Exercise goal | Leave the images out, and copy each of the records below exactly.

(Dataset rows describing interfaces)
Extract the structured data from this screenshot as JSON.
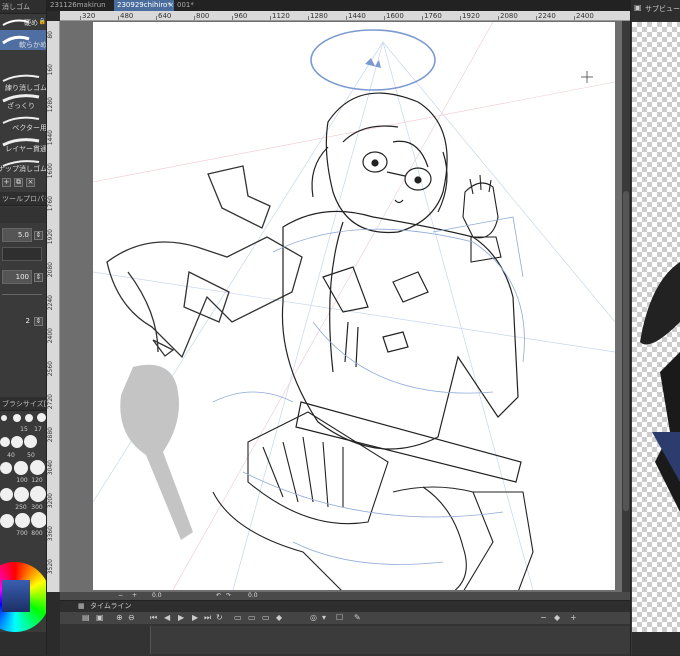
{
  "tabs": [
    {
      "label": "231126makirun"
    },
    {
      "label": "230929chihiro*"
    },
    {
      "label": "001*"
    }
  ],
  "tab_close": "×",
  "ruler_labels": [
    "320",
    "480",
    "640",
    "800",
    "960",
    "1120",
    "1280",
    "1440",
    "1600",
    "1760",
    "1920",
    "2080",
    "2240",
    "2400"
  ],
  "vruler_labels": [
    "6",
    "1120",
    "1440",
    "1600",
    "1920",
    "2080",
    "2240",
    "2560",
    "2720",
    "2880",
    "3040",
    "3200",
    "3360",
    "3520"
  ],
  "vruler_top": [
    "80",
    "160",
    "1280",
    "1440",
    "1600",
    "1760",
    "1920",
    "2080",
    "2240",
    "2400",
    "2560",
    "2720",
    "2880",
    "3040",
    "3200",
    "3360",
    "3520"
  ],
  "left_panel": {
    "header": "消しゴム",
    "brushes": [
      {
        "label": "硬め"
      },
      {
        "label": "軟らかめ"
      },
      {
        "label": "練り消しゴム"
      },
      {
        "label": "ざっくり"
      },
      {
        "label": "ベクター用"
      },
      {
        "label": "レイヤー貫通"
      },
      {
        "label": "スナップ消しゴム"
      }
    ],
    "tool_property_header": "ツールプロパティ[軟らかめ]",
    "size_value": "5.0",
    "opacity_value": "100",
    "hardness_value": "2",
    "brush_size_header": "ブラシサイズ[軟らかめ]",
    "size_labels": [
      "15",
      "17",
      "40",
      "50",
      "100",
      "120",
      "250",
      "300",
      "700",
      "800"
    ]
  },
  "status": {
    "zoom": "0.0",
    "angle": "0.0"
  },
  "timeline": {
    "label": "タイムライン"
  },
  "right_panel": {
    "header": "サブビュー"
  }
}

Output |
Extract the structured data from this screenshot as JSON.
{
  "tabs": [
    {
      "label": "231126makirun"
    },
    {
      "label": "230929chihiro*"
    },
    {
      "label": "001*"
    }
  ],
  "tab_close": "×",
  "ruler_labels": [
    "320",
    "480",
    "640",
    "800",
    "960",
    "1120",
    "1280",
    "1440",
    "1600",
    "1760",
    "1920",
    "2080",
    "2240",
    "2400"
  ],
  "vruler_labels": [
    "6",
    "1120",
    "1440",
    "1600",
    "1920",
    "2080",
    "2240",
    "2560",
    "2720",
    "2880",
    "3040",
    "3200",
    "3360",
    "3520"
  ],
  "vruler_top": [
    "80",
    "160",
    "1280",
    "1440",
    "1600",
    "1760",
    "1920",
    "2080",
    "2240",
    "2400",
    "2560",
    "2720",
    "2880",
    "3040",
    "3200",
    "3360",
    "3520"
  ],
  "left_panel": {
    "header": "消しゴム",
    "brushes": [
      {
        "label": "硬め"
      },
      {
        "label": "軟らかめ"
      },
      {
        "label": "練り消しゴム"
      },
      {
        "label": "ざっくり"
      },
      {
        "label": "ベクター用"
      },
      {
        "label": "レイヤー貫通"
      },
      {
        "label": "スナップ消しゴム"
      }
    ],
    "tool_property_header": "ツールプロパティ[軟らかめ]",
    "size_value": "5.0",
    "opacity_value": "100",
    "hardness_value": "2",
    "brush_size_header": "ブラシサイズ[軟らかめ]",
    "size_labels": [
      "15",
      "17",
      "40",
      "50",
      "100",
      "120",
      "250",
      "300",
      "700",
      "800"
    ]
  },
  "status": {
    "zoom": "0.0",
    "angle": "0.0"
  },
  "timeline": {
    "label": "タイムライン"
  },
  "right_panel": {
    "header": "サブビュー"
  }
}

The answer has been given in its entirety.